It was a dream of the late Alan Baldwin to start his own family-oriented business, his wife Sharon and son Kerry recalled last week. At the time, retirement centers represented a new concept.
“Back then you were either in your house or in a convalescent home,” Kerry Baldwin said. “There was nothing in between.”
The “in between” idea caught on quickly, with many future residents reserving their own apartments before Silverado Orchards opened on Nov. 1, 1978. Alan Baldwin established a second facility, the 103-unit Valley Orchards, in Petaluma in 1983.
Some residents who come in expecting something closer to a nursing home are relieved by the cheery atmosphere and “end up wishing they would have come a long time ago,” Sharon Baldwin said.
Orville Hammer, a retired executive for the Gold Bond Stamp Company, moved to Silverado Orchards from Angwin six years ago after his daughter told him she didn’t want him driving up and down the hill anymore.
“I love the service, the people, the facilities, the location – everything there is to love,” Hammer said after returning from a walk through Meily Park. “I eat here three times a day. The meals are on time and the food is good.
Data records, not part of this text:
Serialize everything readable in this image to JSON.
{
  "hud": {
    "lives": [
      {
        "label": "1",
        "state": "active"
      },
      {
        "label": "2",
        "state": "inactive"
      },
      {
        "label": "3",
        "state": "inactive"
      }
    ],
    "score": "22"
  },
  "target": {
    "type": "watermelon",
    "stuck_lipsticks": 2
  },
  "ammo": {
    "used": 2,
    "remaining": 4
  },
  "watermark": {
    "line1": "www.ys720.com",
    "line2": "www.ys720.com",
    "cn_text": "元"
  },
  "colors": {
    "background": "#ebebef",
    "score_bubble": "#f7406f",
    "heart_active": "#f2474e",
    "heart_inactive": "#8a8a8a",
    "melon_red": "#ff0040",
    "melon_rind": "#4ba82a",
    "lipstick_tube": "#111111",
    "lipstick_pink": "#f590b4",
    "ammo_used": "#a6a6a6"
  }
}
And now I’ve got friends who come from all over the world.”
Activities, food and good company
“Without having to cook and take care of houses and yards, a lot of people come here and blossom,” Kerry Baldwin said.
Some residents who’d lost their spouses have fallen in love and married fellow residents. Silverado Orchards has hosted a few of their weddings, and on one memorable occasion two residents eloped in Calistoga.
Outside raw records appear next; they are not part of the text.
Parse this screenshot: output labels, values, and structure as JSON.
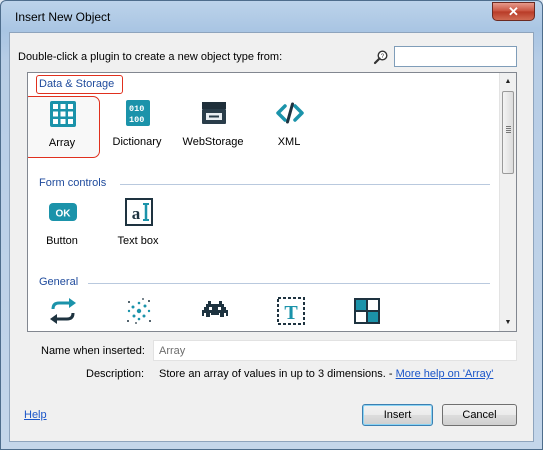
{
  "dialog": {
    "title": "Insert New Object",
    "close_label": "✕"
  },
  "prompt": "Double-click a plugin to create a new object type from:",
  "search": {
    "value": ""
  },
  "categories": [
    {
      "name": "Data & Storage",
      "items": [
        {
          "label": "Array",
          "icon": "array-grid-icon"
        },
        {
          "label": "Dictionary",
          "icon": "dictionary-icon"
        },
        {
          "label": "WebStorage",
          "icon": "webstorage-icon"
        },
        {
          "label": "XML",
          "icon": "xml-icon"
        }
      ]
    },
    {
      "name": "Form controls",
      "items": [
        {
          "label": "Button",
          "icon": "ok-button-icon"
        },
        {
          "label": "Text box",
          "icon": "textbox-icon"
        }
      ]
    },
    {
      "name": "General",
      "items": [
        {
          "label": "",
          "icon": "function-arrows-icon"
        },
        {
          "label": "",
          "icon": "particles-icon"
        },
        {
          "label": "",
          "icon": "sprite-invader-icon"
        },
        {
          "label": "",
          "icon": "text-icon"
        },
        {
          "label": "",
          "icon": "tiled-background-icon"
        }
      ]
    }
  ],
  "selected_item": "Array",
  "fields": {
    "name_label": "Name when inserted:",
    "name_value": "Array",
    "description_label": "Description:",
    "description_text": "Store an array of values in up to 3 dimensions. -",
    "more_help_link": "More help on 'Array'"
  },
  "footer": {
    "help_link": "Help",
    "insert_label": "Insert",
    "cancel_label": "Cancel"
  },
  "colors": {
    "category_header": "#1e4a9c",
    "selection_outline": "#e0301e",
    "icon_teal": "#16a0b4",
    "link": "#1a55c8"
  }
}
Alan Baldwin, who died in 2015, always had a passion for the “living history” of the residents themselves, and Kerry Baldwin has continued in that spirit with occasional “Meet Your Neighbor” Q&A sessions where residents can talk about their lives.
There have been war veterans, business executives, switchboard operators, and a retired undercover FBI agent who infiltrated the U.S. Communist Party during the Cold War and insisted he knew where Jimmy Hoffa was buried (he died without revealing the location).
Other entertainment has included everything from bingo to live country music to a fellow who used to tap dance on “The Lawrence Welk Show.” Residents can catch rides to shop in St. Helena and Napa, go to doctors’ appointments, and enjoy regular excursions – a trip to San Francisco via the Vallejo ferry was a popular one.
For 40 years, come floods, fires and power outages, Silverado Orchards has served up three meals a day, never missing a single one. The Baldwins credit a devoted and long-tenured kitchen staff.
“I love everything here – the owners, the residents, the place,” said Teresa Hernandez, who’s been working in the kitchen for 34 years. Her favorite dish to cook is beef stroganoff.
‘A full spectrum of people’
Resident Dorothy Richards is a retired English teacher from Pacific Union College Prep, where her students included a young Kerry Baldwin. She moved to Silverado Orchards from Angwin three years ago after it became too difficult to take care of her three-bedroom mobile home.
The Baldwin family shares her Seventh-day Adventist faith. Although Silverado Orchards isn’t an Adventist institution and serves people from a variety of religions, Richards liked the prospect of spending time with the retirement center’s Adventist residents, many of them friends and acquaintances from her Angwin days.
“I like the people here, and Kerry being in charge was a big draw,” she said.
“We have a full spectrum of people in 95 apartments, but at the heart of it they’re all just a little bit older versions of each of us,” Kerry Baldwin said. “I so enjoy talking to them and finding out who they are.”
“It’s a great solution to loneliness,” Sharon Baldwin added. “It really is.”